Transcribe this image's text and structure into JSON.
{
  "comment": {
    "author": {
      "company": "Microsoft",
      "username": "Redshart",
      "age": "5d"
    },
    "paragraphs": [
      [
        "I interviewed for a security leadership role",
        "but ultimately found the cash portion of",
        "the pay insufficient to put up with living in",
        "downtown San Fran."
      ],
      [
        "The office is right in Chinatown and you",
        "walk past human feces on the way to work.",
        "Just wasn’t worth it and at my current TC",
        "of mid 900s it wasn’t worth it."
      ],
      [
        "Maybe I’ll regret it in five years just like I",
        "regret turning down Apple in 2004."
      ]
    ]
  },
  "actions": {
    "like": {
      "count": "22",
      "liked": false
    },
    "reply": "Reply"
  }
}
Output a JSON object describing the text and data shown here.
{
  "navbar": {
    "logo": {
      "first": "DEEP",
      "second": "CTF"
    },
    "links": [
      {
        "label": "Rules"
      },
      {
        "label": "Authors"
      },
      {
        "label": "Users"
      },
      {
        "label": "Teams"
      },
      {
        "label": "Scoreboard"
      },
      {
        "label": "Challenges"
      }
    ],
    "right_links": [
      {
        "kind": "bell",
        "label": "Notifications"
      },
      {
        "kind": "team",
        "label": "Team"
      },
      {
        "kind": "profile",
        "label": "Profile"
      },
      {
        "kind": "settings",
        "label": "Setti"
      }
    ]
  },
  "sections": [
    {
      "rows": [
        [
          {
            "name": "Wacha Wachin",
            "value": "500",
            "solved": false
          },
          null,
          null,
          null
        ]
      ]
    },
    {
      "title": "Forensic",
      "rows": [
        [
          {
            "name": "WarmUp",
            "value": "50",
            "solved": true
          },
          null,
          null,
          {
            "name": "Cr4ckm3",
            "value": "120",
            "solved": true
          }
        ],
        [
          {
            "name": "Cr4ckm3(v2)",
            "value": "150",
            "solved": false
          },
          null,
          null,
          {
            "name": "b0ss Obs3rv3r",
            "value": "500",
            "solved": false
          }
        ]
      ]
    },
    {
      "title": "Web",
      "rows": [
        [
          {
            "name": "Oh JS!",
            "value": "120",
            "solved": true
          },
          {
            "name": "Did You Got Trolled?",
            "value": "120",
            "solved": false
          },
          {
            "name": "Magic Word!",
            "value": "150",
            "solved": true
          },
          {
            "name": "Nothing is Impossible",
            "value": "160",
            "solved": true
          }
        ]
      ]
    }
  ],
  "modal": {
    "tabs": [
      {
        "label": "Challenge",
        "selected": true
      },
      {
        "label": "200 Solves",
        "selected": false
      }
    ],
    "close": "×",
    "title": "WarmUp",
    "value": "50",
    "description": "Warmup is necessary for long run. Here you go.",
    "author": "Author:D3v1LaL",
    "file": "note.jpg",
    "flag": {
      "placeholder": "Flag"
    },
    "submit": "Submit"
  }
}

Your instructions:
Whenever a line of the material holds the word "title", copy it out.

Solution:
      "title": "Forensic",
      "title": "Web",
    "title": "WarmUp",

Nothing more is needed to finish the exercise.